GIVEN DATA ->
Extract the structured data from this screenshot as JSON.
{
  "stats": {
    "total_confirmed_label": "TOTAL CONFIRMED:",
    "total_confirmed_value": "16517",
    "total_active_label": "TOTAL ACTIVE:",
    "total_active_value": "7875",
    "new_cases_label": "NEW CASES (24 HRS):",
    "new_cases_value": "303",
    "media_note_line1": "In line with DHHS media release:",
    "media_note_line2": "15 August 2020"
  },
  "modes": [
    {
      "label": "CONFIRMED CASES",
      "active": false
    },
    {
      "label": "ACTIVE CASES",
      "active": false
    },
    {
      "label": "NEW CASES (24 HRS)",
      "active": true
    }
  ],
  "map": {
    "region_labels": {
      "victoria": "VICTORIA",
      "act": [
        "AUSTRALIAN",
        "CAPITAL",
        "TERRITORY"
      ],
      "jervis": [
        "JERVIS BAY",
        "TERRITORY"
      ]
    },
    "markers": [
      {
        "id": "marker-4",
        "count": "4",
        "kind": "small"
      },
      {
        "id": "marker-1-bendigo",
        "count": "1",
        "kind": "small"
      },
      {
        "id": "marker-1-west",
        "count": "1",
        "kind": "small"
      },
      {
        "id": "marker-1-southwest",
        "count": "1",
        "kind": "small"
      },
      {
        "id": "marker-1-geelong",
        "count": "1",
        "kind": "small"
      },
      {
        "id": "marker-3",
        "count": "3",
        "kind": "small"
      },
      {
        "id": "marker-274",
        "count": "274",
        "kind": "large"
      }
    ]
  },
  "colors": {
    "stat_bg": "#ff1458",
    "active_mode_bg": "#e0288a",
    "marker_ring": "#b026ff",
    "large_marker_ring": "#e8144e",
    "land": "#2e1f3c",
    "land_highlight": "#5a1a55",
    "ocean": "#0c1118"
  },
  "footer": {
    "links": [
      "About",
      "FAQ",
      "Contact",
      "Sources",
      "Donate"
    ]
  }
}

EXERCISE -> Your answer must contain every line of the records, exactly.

EXERCISE OUTPUT ->
Extract the structured data from this screenshot as JSON.
{
  "stats": {
    "total_confirmed_label": "TOTAL CONFIRMED:",
    "total_confirmed_value": "16517",
    "total_active_label": "TOTAL ACTIVE:",
    "total_active_value": "7875",
    "new_cases_label": "NEW CASES (24 HRS):",
    "new_cases_value": "303",
    "media_note_line1": "In line with DHHS media release:",
    "media_note_line2": "15 August 2020"
  },
  "modes": [
    {
      "label": "CONFIRMED CASES",
      "active": false
    },
    {
      "label": "ACTIVE CASES",
      "active": false
    },
    {
      "label": "NEW CASES (24 HRS)",
      "active": true
    }
  ],
  "map": {
    "region_labels": {
      "victoria": "VICTORIA",
      "act": [
        "AUSTRALIAN",
        "CAPITAL",
        "TERRITORY"
      ],
      "jervis": [
        "JERVIS BAY",
        "TERRITORY"
      ]
    },
    "markers": [
      {
        "id": "marker-4",
        "count": "4",
        "kind": "small"
      },
      {
        "id": "marker-1-bendigo",
        "count": "1",
        "kind": "small"
      },
      {
        "id": "marker-1-west",
        "count": "1",
        "kind": "small"
      },
      {
        "id": "marker-1-southwest",
        "count": "1",
        "kind": "small"
      },
      {
        "id": "marker-1-geelong",
        "count": "1",
        "kind": "small"
      },
      {
        "id": "marker-3",
        "count": "3",
        "kind": "small"
      },
      {
        "id": "marker-274",
        "count": "274",
        "kind": "large"
      }
    ]
  },
  "colors": {
    "stat_bg": "#ff1458",
    "active_mode_bg": "#e0288a",
    "marker_ring": "#b026ff",
    "large_marker_ring": "#e8144e",
    "land": "#2e1f3c",
    "land_highlight": "#5a1a55",
    "ocean": "#0c1118"
  },
  "footer": {
    "links": [
      "About",
      "FAQ",
      "Contact",
      "Sources",
      "Donate"
    ]
  }
}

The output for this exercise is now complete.